- chalcedony, jasper, and agate are perfect rocks for these tumblers
The Thumler's A-R1 rotary tumbler is an example of a hobbyist tumbler. Compared to the Thumler's MP-1 above, the A-R1 has a larger barrel, a metal base, and a much higher quality motor. Many people use them for many years, and they are later used by their children as well.
Hobbyist Rock Tumblers
Hobbyist tumblers are designed and built to last through years of regular or occasional use. They have high-quality metal bases, quality rubber barrels (of at least 3-pound capacity), and quality motors. A hobbyist tumbler will cost more than a beginner's tumbler, but you get what you pay for.
It is not unusual for hobbyist tumblers to be used by a person in their youth, and then that same person will use the same tumbler with their children or grandchildren. That is the life expectancy of many hobbyist tumblers if they are maintained properly and used gently.
If you need a replacement part for a hobbyist tumbler, they are usually easy to obtain from the manufacturer or by doing an internet search. The cost of a set of bearings can save you the cost of buying a new tumbler.
In our opinion, most vibratory tumblers are built to hobbyist quality levels. They are more expensive to purchase than rotary tumblers. The people who buy them are generally more experienced and are willing to pay the cost of a higher quality machine.
With regular lubrication and common-sense use, many hobbyist tumblers last for decades and across generations of a family. Small hobbyist tumblers usually have three-pound barrels, which is a more worthy amount than what you get with a beginner's tumbler. Larger hobbyist tumblers have six-, twelve-, or fifteen-pound capacity barrels.
The Thumler's UV-18 vibratory tumbler is purchased by businesses or individuals who are heavy users of vibratory tumblers. It is built to last for years. Thumler's U-V18 vibratory tumbler.
Commercial Rock Tumblers
Commercial tumblers are large tumblers that a company or an individual can use to produce tumbled stones, polish pre-formed cabochons, clean rough stones before sorting, polish ammunition casings, or perform other tasks as part of a very serious hobby or business. The words "high-capacity", "heavy-duty", etc. belong here.
Commercial tumblers are expensive. A small (ten to twenty pound) commercial tumbler will cost a minimum of a few hundred dollars and a larger commercial tumbler can cost over one thousand dollars. However, the electricity and labor cost for the amount of stones processed is much lower than using small tumblers. People who do tumbling in this quantity are usually collecting their own rough, purchasing rough by the barrel, and obtaining their supplies in large quantities.
The weight of the stones in the large barrel produces a more aggressive tumbling action, resulting in a faster stone processing rate. A strong person is needed to handle the barrels, and a good system for handling the used slurry is needed if you are running these machines.
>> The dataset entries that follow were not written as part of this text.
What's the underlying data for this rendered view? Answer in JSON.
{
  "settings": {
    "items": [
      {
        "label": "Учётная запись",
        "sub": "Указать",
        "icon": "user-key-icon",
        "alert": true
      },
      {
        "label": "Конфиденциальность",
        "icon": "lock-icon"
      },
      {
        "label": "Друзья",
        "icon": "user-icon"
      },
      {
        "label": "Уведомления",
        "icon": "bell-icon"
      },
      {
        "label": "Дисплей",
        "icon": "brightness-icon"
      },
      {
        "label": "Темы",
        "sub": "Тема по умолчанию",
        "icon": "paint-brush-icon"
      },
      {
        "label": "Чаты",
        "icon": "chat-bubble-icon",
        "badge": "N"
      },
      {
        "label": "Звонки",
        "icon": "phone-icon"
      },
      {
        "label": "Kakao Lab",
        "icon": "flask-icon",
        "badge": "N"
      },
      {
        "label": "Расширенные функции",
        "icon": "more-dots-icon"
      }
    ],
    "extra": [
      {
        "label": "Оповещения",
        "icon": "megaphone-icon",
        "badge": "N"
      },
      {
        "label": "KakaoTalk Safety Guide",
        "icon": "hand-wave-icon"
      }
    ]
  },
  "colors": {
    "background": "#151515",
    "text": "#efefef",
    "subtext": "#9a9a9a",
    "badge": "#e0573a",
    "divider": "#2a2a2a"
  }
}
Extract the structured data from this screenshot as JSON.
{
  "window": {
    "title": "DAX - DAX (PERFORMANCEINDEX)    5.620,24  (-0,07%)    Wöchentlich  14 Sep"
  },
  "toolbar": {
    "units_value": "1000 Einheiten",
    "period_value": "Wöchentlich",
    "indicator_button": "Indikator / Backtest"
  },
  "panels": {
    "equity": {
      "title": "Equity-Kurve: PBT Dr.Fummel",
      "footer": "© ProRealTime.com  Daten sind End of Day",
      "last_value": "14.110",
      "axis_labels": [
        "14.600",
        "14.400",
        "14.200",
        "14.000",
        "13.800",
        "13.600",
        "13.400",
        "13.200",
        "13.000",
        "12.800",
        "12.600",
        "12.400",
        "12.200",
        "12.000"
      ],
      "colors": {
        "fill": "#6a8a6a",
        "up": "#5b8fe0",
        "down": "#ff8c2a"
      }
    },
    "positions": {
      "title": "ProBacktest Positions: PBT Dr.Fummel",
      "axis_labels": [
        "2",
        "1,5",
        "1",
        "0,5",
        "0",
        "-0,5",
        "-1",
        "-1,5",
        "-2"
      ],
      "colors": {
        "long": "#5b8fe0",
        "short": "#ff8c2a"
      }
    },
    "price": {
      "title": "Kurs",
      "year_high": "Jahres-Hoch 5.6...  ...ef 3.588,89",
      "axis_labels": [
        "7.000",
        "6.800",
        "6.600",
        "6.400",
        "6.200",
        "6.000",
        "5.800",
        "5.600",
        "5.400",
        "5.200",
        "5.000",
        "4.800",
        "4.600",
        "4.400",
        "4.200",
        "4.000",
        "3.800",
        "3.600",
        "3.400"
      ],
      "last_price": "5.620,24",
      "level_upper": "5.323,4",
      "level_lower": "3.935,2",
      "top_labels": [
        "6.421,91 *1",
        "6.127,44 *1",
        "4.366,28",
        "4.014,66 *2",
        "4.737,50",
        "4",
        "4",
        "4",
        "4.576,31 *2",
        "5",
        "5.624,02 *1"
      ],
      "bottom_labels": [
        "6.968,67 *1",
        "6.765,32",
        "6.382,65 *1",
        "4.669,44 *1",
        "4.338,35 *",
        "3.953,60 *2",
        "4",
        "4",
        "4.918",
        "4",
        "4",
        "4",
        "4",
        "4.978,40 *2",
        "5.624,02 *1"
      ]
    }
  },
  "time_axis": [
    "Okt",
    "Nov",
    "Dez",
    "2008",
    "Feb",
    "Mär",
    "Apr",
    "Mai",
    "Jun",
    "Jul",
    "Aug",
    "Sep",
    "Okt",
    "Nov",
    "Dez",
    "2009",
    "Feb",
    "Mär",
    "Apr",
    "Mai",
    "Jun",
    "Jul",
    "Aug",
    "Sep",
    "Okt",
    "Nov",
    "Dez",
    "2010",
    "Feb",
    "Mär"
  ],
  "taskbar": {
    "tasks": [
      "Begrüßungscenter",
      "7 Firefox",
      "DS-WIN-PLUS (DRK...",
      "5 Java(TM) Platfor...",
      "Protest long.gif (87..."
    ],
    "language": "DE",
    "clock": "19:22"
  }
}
|Hobart M. King has decades of rock tumbling experience and writes most of the articles on RockTumbler.com. He has a PhD in geology and is a GIA graduate gemologist. He also writes the articles about rocks, minerals and gems on Geology.com.|